Monday, May 10, 2010 at 9:00AM
If you ever saw the dramatic seamount scene in Blue Planet (and if you haven’t, where ya been??), then you are probably familiar with the idea that submarine mountains can attract lots of animals; as Attenborough puts it, they “create oases where life can flourish in the comparatively empty expanses of the open ocean”. In that spectacular BBC sequence, jacks and tuna swarm an Eastern Pacific seamount peppered with colourful schools of barberfish, Anthias and goatfish. Then the sharks cruise in, including silkys and hammerheads, there for a clean from the faithful barberfish.

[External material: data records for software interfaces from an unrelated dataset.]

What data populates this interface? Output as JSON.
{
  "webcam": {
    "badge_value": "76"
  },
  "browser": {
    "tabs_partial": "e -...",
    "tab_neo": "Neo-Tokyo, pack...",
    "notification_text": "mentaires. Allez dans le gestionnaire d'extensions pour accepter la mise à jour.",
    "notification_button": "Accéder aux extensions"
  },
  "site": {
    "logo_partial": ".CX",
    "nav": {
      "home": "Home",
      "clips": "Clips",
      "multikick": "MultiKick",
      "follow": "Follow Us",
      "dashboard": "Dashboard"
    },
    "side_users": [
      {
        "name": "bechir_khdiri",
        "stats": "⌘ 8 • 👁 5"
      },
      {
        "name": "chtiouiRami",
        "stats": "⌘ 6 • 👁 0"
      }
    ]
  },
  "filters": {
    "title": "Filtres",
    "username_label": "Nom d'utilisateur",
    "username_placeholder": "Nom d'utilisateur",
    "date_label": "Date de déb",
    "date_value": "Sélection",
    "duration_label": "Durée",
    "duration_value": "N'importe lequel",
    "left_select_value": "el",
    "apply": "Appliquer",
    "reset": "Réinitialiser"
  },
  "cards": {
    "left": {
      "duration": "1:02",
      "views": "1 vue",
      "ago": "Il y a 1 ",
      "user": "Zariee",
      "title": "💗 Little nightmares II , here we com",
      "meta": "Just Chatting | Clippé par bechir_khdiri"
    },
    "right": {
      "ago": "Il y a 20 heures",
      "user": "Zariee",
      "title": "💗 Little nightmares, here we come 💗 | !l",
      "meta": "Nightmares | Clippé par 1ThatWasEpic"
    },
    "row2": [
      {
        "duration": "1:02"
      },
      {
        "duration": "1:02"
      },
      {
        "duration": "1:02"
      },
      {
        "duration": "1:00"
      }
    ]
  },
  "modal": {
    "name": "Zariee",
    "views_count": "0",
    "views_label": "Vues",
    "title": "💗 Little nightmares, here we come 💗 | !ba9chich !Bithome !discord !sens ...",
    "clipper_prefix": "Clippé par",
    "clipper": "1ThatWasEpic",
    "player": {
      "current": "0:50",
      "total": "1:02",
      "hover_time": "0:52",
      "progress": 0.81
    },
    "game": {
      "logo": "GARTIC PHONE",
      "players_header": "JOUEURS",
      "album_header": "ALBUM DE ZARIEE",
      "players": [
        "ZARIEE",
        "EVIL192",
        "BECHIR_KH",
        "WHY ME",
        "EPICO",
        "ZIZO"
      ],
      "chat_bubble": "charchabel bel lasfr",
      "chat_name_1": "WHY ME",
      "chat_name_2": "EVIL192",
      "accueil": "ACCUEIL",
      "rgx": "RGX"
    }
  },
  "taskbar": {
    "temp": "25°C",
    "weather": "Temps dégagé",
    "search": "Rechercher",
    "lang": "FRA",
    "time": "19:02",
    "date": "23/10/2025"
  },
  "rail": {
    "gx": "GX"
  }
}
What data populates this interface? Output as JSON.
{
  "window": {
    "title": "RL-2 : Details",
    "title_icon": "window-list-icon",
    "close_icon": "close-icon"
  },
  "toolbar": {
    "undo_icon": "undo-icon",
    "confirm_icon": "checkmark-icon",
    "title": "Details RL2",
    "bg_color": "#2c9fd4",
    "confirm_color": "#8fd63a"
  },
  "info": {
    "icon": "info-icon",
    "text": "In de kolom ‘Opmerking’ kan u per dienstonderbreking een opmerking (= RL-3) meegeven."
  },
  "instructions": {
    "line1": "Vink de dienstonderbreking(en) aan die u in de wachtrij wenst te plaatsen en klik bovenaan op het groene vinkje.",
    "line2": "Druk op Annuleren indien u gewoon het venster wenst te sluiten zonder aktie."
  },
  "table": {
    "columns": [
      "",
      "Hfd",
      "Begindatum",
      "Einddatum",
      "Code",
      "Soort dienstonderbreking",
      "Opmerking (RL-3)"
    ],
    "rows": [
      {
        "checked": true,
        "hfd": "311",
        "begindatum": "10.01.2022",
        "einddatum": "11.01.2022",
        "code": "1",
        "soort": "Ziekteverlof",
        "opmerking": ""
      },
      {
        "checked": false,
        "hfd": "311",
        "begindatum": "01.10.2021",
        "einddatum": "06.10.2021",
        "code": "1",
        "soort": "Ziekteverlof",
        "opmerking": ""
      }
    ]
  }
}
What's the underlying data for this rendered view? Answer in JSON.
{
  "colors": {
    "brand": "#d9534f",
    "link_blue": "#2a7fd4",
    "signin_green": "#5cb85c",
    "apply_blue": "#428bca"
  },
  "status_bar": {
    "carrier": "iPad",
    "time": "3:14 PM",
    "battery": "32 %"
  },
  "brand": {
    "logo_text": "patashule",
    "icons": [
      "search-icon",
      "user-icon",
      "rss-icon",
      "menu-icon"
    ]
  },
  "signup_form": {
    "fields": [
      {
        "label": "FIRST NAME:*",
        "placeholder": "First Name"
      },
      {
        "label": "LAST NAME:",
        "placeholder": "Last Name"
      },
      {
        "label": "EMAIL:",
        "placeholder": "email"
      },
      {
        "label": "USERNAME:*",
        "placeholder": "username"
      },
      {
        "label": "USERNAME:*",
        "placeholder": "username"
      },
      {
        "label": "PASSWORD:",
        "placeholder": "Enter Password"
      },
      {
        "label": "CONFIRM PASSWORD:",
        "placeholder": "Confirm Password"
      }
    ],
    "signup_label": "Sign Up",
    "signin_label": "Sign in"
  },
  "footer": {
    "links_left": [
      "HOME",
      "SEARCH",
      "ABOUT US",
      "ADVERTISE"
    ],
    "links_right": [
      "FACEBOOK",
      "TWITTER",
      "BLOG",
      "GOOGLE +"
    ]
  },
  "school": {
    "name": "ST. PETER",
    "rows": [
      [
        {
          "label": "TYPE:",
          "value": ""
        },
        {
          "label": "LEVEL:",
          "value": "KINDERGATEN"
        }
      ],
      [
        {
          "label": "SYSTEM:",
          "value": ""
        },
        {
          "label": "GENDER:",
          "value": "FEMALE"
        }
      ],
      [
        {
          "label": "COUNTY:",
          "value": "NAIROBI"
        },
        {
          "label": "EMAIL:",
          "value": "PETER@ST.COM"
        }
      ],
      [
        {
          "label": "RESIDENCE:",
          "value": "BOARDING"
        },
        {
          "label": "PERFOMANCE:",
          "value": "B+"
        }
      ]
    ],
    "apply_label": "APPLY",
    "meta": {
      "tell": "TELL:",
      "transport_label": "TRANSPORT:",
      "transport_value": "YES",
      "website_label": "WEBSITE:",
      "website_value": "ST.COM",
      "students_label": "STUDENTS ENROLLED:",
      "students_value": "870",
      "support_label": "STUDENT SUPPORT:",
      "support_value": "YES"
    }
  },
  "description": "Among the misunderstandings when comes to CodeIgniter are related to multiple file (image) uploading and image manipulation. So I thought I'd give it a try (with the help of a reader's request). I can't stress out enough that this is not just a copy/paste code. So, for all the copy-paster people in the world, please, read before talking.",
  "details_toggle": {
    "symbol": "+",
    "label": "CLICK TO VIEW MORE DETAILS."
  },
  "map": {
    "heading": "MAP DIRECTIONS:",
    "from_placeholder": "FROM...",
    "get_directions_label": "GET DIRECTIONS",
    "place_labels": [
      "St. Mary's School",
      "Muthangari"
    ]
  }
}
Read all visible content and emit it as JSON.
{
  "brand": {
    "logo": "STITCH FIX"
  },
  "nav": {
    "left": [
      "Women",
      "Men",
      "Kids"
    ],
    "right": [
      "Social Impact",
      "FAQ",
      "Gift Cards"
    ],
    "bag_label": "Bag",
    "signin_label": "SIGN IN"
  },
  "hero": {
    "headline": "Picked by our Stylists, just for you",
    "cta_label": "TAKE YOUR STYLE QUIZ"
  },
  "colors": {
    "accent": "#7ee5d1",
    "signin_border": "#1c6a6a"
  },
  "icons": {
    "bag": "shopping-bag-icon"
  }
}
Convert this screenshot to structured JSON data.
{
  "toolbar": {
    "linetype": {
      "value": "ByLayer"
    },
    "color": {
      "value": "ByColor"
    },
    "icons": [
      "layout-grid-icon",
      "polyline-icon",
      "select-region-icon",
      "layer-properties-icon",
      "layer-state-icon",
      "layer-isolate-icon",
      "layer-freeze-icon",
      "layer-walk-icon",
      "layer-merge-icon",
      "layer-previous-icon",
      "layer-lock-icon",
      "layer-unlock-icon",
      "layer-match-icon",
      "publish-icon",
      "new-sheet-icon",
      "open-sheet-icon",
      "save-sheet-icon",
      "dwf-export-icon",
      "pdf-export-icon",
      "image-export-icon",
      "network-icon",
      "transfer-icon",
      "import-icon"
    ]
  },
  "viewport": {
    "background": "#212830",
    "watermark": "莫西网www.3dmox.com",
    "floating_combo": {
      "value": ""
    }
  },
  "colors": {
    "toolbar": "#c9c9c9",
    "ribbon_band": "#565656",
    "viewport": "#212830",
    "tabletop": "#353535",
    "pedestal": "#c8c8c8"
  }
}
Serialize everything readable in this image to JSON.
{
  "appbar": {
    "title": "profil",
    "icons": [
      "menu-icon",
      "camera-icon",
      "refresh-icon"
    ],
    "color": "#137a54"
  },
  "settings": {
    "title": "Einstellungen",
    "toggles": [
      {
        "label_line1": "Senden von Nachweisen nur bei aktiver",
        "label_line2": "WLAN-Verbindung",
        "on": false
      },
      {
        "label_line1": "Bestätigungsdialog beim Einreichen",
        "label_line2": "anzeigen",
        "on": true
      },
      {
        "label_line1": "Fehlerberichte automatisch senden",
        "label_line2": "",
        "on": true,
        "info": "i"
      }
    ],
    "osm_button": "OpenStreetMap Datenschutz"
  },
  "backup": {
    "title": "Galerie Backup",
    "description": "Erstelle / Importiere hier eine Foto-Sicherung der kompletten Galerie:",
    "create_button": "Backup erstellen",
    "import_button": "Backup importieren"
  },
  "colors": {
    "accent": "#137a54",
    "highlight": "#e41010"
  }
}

There’s a paper in the latest issue of PNAS that quantifies the richness of seamounts, so beautifully depicted by those geniuses at the BBC Documentary department. The authors, led by Telmo Morato from the Secretariat of the Pacific Community in New Caledonia, analysed data gathered by longline fisheries in the western and central Pacific, close to and remote from seamounts . In a sense, a longline is a standardized sort of sampling unit like a quadrat, so they can be analysed across locations to measure differences in diversity. They accounted for differences between total catch per longline using the statistical process called rarefaction which is a practical application of one of my favourite fundamental biological patterns – the species accumulation curve - which I’ve discussed before (here and here). It looks like a great dataset with great spatial resolution and pretty good coverage in the tropics, though the equatorial zones are less well-represented.
I don’t think anyone would be surprised by their result that, yes, seamounts are diverse places. When they broke it down by species, about 2/5 (15 species) showed positive association with seamounts; this group included both sharks and fish. Interestingly, 3 species (pelagic stingrays, albacore and shortbilled spearfish) showed negative associations with seamounts, while 19 showed no measurable association. So, the net effect is positive, but there's clearly some structure in the data, depending on what species you look at. Nor, I think , would most people be surprised by the distance effect they found, wherein sample diversity decreased with distance moved away from the peak of a seamount, and most sharply in the first 10 or so kilometers. What was surprising, to me at least, was that both the absolute diversity and the distance effect they found were greater on seamounts (left) than they were for coastal zones (center).
I would have thought that coastal zones, with their larger area, more complex topography and currents, coastal upwelling and inputs from the land, should have had higher diversity. Indeed, it kind of goes against the island biogeography ideas, that as we go away from the largest habitat towards smaller more distant patches, diversity drops; if you think of seamounts as underwater islands and continental shelves as underwater mainlands, perhaps you’ll see what I mean.
There’s a couple of reasons I can think of to explain the observed difference. Perhaps there is something intrinsic to seamounts, some feature of topography or productivity that makes them real magnets for diversity. Under this scenario, they are true biodiversity hotspots. Alternatively, perhaps coastal zones once were more diverse than seamounts but have been denuded by our actions, so that only the remote and submarine mountains remain as examples of what once was. Perhaps it’s a bit of both, or some other concept (that you should propose in the comments). Either way, Morato et al. show us that we may be successful at protecting widely roaming pelagic species by strategically preserving relatively tiny specks of submarine oases. Since reading their paper, I have enjoyed thinking of schools of pelagics, hopping from mountaintop to mountaintop, skipping across vast plains of abyssal ocean, and as usual dreaming about diversity and all the fantastic forms of life in the 3D wonderland of the open ocean. It just makes you want to down tools and grab the next slow boat bound for Cocos, doesn't it?
Morato, T., Hoyle, S., Allain, V., & Nicol, S. (2010). Seamounts are hotspots of pelagic biodiversity in the open ocean Proceedings of the National Academy of Sciences DOI: 10.1073/pnas.0910290107